- EXCERPTED RECORDS
──────────────────────────────

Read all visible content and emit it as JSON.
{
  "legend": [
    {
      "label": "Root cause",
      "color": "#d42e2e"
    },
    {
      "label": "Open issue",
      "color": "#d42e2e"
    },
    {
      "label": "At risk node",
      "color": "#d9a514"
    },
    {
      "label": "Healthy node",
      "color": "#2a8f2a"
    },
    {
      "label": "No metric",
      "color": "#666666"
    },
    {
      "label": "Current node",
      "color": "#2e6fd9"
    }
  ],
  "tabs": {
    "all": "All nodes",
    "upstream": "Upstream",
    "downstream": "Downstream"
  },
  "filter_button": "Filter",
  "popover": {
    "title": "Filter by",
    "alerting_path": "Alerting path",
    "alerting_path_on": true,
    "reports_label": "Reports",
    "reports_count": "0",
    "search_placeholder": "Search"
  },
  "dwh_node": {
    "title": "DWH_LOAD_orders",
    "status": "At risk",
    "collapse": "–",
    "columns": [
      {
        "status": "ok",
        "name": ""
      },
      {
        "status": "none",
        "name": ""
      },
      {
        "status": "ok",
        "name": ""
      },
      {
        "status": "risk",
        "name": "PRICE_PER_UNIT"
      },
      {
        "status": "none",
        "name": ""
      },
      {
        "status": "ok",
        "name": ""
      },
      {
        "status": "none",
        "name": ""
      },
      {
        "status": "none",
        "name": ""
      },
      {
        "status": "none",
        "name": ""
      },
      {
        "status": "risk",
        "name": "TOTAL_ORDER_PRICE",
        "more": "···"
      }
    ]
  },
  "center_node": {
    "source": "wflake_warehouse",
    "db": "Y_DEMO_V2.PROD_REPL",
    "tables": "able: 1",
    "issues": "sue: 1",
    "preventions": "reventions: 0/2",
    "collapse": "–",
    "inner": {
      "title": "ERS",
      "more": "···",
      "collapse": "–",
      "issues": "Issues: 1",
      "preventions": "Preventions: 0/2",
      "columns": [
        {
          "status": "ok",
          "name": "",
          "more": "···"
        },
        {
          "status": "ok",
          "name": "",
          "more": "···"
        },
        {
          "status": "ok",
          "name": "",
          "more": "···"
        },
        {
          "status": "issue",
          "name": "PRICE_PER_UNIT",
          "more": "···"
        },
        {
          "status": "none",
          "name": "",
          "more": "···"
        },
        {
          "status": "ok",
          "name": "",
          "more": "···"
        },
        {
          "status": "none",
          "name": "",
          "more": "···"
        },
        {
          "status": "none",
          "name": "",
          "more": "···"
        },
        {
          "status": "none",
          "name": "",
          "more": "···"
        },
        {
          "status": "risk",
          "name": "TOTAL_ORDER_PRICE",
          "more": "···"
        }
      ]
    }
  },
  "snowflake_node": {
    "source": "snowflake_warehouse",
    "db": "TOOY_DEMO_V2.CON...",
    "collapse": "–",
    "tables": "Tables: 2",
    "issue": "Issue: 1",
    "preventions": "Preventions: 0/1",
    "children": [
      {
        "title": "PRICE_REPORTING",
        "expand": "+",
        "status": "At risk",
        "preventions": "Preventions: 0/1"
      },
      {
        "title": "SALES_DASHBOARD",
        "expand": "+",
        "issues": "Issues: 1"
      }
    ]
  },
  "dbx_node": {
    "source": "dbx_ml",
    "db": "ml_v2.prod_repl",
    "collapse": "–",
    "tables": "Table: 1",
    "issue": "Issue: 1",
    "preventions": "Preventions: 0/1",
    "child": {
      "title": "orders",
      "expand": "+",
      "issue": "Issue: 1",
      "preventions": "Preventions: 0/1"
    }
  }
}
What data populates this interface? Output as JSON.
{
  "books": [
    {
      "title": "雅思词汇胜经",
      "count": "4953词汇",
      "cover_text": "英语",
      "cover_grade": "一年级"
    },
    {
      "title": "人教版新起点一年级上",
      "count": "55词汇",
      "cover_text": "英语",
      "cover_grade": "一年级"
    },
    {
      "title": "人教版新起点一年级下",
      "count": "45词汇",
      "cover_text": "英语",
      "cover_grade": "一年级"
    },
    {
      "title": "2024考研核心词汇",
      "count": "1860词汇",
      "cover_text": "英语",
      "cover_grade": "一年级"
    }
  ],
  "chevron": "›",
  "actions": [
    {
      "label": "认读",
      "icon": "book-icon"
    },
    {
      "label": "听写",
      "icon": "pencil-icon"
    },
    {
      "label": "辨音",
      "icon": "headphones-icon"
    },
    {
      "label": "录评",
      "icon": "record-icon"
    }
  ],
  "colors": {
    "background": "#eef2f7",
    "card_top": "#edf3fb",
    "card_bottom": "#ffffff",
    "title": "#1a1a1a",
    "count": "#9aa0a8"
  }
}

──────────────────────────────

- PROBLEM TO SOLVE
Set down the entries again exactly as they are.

- FINAL ANSWER
Read all visible content and emit it as JSON.
{
  "legend": [
    {
      "label": "Root cause",
      "color": "#d42e2e"
    },
    {
      "label": "Open issue",
      "color": "#d42e2e"
    },
    {
      "label": "At risk node",
      "color": "#d9a514"
    },
    {
      "label": "Healthy node",
      "color": "#2a8f2a"
    },
    {
      "label": "No metric",
      "color": "#666666"
    },
    {
      "label": "Current node",
      "color": "#2e6fd9"
    }
  ],
  "tabs": {
    "all": "All nodes",
    "upstream": "Upstream",
    "downstream": "Downstream"
  },
  "filter_button": "Filter",
  "popover": {
    "title": "Filter by",
    "alerting_path": "Alerting path",
    "alerting_path_on": true,
    "reports_label": "Reports",
    "reports_count": "0",
    "search_placeholder": "Search"
  },
  "dwh_node": {
    "title": "DWH_LOAD_orders",
    "status": "At risk",
    "collapse": "–",
    "columns": [
      {
        "status": "ok",
        "name": ""
      },
      {
        "status": "none",
        "name": ""
      },
      {
        "status": "ok",
        "name": ""
      },
      {
        "status": "risk",
        "name": "PRICE_PER_UNIT"
      },
      {
        "status": "none",
        "name": ""
      },
      {
        "status": "ok",
        "name": ""
      },
      {
        "status": "none",
        "name": ""
      },
      {
        "status": "none",
        "name": ""
      },
      {
        "status": "none",
        "name": ""
      },
      {
        "status": "risk",
        "name": "TOTAL_ORDER_PRICE",
        "more": "···"
      }
    ]
  },
  "center_node": {
    "source": "wflake_warehouse",
    "db": "Y_DEMO_V2.PROD_REPL",
    "tables": "able: 1",
    "issues": "sue: 1",
    "preventions": "reventions: 0/2",
    "collapse": "–",
    "inner": {
      "title": "ERS",
      "more": "···",
      "collapse": "–",
      "issues": "Issues: 1",
      "preventions": "Preventions: 0/2",
      "columns": [
        {
          "status": "ok",
          "name": "",
          "more": "···"
        },
        {
          "status": "ok",
          "name": "",
          "more": "···"
        },
        {
          "status": "ok",
          "name": "",
          "more": "···"
        },
        {
          "status": "issue",
          "name": "PRICE_PER_UNIT",
          "more": "···"
        },
        {
          "status": "none",
          "name": "",
          "more": "···"
        },
        {
          "status": "ok",
          "name": "",
          "more": "···"
        },
        {
          "status": "none",
          "name": "",
          "more": "···"
        },
        {
          "status": "none",
          "name": "",
          "more": "···"
        },
        {
          "status": "none",
          "name": "",
          "more": "···"
        },
        {
          "status": "risk",
          "name": "TOTAL_ORDER_PRICE",
          "more": "···"
        }
      ]
    }
  },
  "snowflake_node": {
    "source": "snowflake_warehouse",
    "db": "TOOY_DEMO_V2.CON...",
    "collapse": "–",
    "tables": "Tables: 2",
    "issue": "Issue: 1",
    "preventions": "Preventions: 0/1",
    "children": [
      {
        "title": "PRICE_REPORTING",
        "expand": "+",
        "status": "At risk",
        "preventions": "Preventions: 0/1"
      },
      {
        "title": "SALES_DASHBOARD",
        "expand": "+",
        "issues": "Issues: 1"
      }
    ]
  },
  "dbx_node": {
    "source": "dbx_ml",
    "db": "ml_v2.prod_repl",
    "collapse": "–",
    "tables": "Table: 1",
    "issue": "Issue: 1",
    "preventions": "Preventions: 0/1",
    "child": {
      "title": "orders",
      "expand": "+",
      "issue": "Issue: 1",
      "preventions": "Preventions: 0/1"
    }
  }
}
What data populates this interface? Output as JSON.
{
  "books": [
    {
      "title": "雅思词汇胜经",
      "count": "4953词汇",
      "cover_text": "英语",
      "cover_grade": "一年级"
    },
    {
      "title": "人教版新起点一年级上",
      "count": "55词汇",
      "cover_text": "英语",
      "cover_grade": "一年级"
    },
    {
      "title": "人教版新起点一年级下",
      "count": "45词汇",
      "cover_text": "英语",
      "cover_grade": "一年级"
    },
    {
      "title": "2024考研核心词汇",
      "count": "1860词汇",
      "cover_text": "英语",
      "cover_grade": "一年级"
    }
  ],
  "chevron": "›",
  "actions": [
    {
      "label": "认读",
      "icon": "book-icon"
    },
    {
      "label": "听写",
      "icon": "pencil-icon"
    },
    {
      "label": "辨音",
      "icon": "headphones-icon"
    },
    {
      "label": "录评",
      "icon": "record-icon"
    }
  ],
  "colors": {
    "background": "#eef2f7",
    "card_top": "#edf3fb",
    "card_bottom": "#ffffff",
    "title": "#1a1a1a",
    "count": "#9aa0a8"
  }
}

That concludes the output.